Behaviour of reinforced concrete frame structure against progressive collapse
Harry, Ofonime Akpan
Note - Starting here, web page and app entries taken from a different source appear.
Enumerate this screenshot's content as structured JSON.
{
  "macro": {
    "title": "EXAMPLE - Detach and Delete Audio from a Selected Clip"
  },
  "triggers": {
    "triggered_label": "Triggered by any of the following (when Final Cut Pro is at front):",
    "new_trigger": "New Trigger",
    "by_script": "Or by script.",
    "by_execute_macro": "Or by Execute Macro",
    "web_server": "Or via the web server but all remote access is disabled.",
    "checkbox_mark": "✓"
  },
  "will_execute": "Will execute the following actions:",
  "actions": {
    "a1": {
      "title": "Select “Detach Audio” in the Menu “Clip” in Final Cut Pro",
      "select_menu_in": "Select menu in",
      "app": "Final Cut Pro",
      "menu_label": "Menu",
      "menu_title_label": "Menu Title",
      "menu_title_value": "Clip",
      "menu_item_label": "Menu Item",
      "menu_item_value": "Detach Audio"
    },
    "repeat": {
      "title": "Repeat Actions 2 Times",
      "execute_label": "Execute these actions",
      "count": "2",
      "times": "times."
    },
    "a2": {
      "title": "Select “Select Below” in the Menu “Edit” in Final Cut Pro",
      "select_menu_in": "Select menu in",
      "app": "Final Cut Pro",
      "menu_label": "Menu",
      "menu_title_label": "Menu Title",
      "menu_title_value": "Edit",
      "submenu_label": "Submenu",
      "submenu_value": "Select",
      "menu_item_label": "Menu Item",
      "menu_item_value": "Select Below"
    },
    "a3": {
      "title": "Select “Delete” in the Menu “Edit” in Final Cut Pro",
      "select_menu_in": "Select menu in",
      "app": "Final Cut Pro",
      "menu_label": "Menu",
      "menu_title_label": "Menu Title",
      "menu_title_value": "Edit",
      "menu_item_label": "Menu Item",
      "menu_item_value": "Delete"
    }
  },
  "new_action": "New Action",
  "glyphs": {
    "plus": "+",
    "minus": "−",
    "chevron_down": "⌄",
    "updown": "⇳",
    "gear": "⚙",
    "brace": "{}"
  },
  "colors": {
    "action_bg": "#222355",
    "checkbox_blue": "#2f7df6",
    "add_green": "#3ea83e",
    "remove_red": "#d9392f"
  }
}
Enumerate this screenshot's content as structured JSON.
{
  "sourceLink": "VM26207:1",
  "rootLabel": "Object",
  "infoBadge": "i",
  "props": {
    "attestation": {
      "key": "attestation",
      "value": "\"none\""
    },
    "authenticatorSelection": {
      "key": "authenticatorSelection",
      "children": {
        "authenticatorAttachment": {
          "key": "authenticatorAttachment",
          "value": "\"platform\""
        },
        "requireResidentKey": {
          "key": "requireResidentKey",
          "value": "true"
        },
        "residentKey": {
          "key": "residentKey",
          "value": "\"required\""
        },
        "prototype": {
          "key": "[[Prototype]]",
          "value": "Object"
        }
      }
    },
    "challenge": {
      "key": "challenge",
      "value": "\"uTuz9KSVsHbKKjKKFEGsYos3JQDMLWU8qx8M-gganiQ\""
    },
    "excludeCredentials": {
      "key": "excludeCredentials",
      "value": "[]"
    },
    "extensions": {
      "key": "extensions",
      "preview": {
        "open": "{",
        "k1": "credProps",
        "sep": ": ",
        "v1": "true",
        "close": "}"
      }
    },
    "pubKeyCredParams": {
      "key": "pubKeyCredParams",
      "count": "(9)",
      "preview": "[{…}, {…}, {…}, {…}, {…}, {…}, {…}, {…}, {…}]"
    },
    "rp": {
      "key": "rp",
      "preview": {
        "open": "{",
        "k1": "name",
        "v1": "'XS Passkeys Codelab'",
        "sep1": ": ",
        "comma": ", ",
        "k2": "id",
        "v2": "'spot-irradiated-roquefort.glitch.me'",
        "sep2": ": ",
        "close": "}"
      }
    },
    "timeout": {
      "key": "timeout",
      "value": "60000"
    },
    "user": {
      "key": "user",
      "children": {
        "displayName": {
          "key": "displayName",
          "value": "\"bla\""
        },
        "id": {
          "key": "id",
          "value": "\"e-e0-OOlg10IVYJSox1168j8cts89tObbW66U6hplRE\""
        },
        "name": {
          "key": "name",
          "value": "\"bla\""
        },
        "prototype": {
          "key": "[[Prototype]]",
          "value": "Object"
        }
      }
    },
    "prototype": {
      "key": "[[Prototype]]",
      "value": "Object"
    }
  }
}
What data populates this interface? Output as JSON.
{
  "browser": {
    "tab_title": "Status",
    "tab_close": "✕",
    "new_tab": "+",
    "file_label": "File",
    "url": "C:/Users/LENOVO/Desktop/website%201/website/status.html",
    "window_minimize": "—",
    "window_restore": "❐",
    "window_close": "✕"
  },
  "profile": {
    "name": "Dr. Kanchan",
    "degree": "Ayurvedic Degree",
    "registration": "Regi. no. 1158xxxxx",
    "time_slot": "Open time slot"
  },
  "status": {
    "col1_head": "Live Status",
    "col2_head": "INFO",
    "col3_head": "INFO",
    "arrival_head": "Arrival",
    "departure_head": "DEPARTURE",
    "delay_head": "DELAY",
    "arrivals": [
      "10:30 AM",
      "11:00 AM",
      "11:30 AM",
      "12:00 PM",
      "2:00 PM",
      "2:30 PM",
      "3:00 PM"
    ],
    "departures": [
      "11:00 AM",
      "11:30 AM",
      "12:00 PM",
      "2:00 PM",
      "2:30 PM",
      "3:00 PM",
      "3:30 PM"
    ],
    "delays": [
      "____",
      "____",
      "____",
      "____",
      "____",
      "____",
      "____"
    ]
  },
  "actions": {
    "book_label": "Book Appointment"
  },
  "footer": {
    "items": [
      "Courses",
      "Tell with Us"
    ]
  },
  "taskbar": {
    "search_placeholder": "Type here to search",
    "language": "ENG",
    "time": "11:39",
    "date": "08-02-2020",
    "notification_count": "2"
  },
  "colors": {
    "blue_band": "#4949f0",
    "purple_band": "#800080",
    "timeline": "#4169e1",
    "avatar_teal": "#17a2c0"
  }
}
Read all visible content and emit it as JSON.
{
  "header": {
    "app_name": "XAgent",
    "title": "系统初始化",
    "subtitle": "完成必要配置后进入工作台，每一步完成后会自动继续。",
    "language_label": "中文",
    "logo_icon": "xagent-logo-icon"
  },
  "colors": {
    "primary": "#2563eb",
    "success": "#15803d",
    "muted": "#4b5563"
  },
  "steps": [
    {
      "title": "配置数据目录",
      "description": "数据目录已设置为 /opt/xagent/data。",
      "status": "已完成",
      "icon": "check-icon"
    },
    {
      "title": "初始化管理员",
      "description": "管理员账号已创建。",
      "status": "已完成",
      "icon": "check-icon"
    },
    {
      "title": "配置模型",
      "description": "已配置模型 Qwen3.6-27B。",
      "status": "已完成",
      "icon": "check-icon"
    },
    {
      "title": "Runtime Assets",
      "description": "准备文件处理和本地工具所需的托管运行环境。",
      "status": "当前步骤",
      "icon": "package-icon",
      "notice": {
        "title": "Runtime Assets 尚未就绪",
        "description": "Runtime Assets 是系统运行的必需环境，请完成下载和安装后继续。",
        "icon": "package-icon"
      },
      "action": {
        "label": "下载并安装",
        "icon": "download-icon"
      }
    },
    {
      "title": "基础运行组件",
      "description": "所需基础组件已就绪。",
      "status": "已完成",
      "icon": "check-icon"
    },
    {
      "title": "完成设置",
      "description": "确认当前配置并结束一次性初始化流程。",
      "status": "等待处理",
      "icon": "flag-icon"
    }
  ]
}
A structure subjected to extreme load due to explosion or human error may lead to progressive collapse. One of the direct methods specified by design guidelines for assessing progressive collapse is the Alternate Load Path method which involves removal of a structural member and analysing the structure to assess its potential of bridging over the removed member without collapse. The use of this method in assessing progressive collapse therefore requires that the vertical load resistance function of the bridging beam assembly, which for a typical laterally restrained reinforced concrete (RC) beams include flexural, compressive arching action and catenary action, be accurately predicted. In this thesis, a comprehensive study on a reliable prediction of the resistance function for the bridging RC beam assemblies is conducted, with a particular focus on a) the arching effect, and b) the catenary effect considering strength degradations. A critical analysis of the effect of axial restraint, flexural reinforcement ratio and span-depth ratio on compressive arching action are evaluated in quantitative terms. A more detailed theoretical model for the prediction of load-displacement behaviour of RC beam assemblies within the compressive arching response regime is presented. The proposed model takes into account the compounding effect of bending and arching from both the deformation and force points of view. Comparisons with experimental results show good agreement. Following the compressive arching action, catenary action can develop at a much larger displacement regime, and this action could help address collapse. A complete resistance function should adequately account for the catenary action as well as the arching effect. To this end, a generic catenary model which takes into consideration the strength degradation due to local failure events (e.g. rupture of bottom rebar or fracture of a steel weld) and the eventual failure limit is proposed. The application of the model in predicting the resistance function in beam assemblies with strength degradations is discussed. The validity of the proposed model is checked against predictions from finite element model and experimental tests. The result indicate that strength degradation can be accurately captured by the model. Finally, the above developed model framework is employed in investigative studies to demonstrate the application of the resistance functions in a dynamic analysis procedure, as well as the significance of the compressive arching effect and the catenary action in the progressive collapse resistance in different designs. The importance of an accurate prediction of the arching effect and the limiting displacement for the catenary action is highlighted.